**What you have to do:** Every line of the data should be output word for word.
___ Supplied material
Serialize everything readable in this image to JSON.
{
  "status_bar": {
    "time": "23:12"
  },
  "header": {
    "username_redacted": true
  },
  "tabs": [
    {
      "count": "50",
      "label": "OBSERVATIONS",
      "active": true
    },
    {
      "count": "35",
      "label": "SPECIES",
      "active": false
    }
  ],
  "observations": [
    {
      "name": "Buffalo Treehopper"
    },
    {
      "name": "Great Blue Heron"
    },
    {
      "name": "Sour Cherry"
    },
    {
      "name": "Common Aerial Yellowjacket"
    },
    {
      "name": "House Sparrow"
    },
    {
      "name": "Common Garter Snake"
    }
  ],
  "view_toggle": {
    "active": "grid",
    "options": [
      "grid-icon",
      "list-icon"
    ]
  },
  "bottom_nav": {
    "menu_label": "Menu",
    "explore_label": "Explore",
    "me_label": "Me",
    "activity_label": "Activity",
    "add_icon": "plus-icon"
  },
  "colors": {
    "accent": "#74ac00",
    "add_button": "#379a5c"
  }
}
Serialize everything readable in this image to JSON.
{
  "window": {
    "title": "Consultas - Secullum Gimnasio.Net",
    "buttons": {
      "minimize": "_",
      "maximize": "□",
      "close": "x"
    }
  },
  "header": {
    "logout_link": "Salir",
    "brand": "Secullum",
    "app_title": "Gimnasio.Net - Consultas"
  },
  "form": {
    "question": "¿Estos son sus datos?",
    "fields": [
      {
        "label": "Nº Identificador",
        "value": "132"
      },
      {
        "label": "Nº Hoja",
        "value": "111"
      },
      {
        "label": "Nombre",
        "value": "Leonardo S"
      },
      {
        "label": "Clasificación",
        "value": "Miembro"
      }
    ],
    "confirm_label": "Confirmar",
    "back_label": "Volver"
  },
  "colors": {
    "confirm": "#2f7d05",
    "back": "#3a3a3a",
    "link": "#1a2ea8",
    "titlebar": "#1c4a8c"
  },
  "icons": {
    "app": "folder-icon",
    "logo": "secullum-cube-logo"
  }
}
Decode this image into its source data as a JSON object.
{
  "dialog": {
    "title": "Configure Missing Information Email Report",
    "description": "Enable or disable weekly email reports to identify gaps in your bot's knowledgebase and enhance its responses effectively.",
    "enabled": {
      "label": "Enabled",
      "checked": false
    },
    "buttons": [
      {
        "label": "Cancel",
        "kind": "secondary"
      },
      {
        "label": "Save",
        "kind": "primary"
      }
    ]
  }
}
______
**Written solution:**
Serialize everything readable in this image to JSON.
{
  "status_bar": {
    "time": "23:12"
  },
  "header": {
    "username_redacted": true
  },
  "tabs": [
    {
      "count": "50",
      "label": "OBSERVATIONS",
      "active": true
    },
    {
      "count": "35",
      "label": "SPECIES",
      "active": false
    }
  ],
  "observations": [
    {
      "name": "Buffalo Treehopper"
    },
    {
      "name": "Great Blue Heron"
    },
    {
      "name": "Sour Cherry"
    },
    {
      "name": "Common Aerial Yellowjacket"
    },
    {
      "name": "House Sparrow"
    },
    {
      "name": "Common Garter Snake"
    }
  ],
  "view_toggle": {
    "active": "grid",
    "options": [
      "grid-icon",
      "list-icon"
    ]
  },
  "bottom_nav": {
    "menu_label": "Menu",
    "explore_label": "Explore",
    "me_label": "Me",
    "activity_label": "Activity",
    "add_icon": "plus-icon"
  },
  "colors": {
    "accent": "#74ac00",
    "add_button": "#379a5c"
  }
}
Serialize everything readable in this image to JSON.
{
  "window": {
    "title": "Consultas - Secullum Gimnasio.Net",
    "buttons": {
      "minimize": "_",
      "maximize": "□",
      "close": "x"
    }
  },
  "header": {
    "logout_link": "Salir",
    "brand": "Secullum",
    "app_title": "Gimnasio.Net - Consultas"
  },
  "form": {
    "question": "¿Estos son sus datos?",
    "fields": [
      {
        "label": "Nº Identificador",
        "value": "132"
      },
      {
        "label": "Nº Hoja",
        "value": "111"
      },
      {
        "label": "Nombre",
        "value": "Leonardo S"
      },
      {
        "label": "Clasificación",
        "value": "Miembro"
      }
    ],
    "confirm_label": "Confirmar",
    "back_label": "Volver"
  },
  "colors": {
    "confirm": "#2f7d05",
    "back": "#3a3a3a",
    "link": "#1a2ea8",
    "titlebar": "#1c4a8c"
  },
  "icons": {
    "app": "folder-icon",
    "logo": "secullum-cube-logo"
  }
}
Decode this image into its source data as a JSON object.
{
  "dialog": {
    "title": "Configure Missing Information Email Report",
    "description": "Enable or disable weekly email reports to identify gaps in your bot's knowledgebase and enhance its responses effectively.",
    "enabled": {
      "label": "Enabled",
      "checked": false
    },
    "buttons": [
      {
        "label": "Cancel",
        "kind": "secondary"
      },
      {
        "label": "Save",
        "kind": "primary"
      }
    ]
  }
}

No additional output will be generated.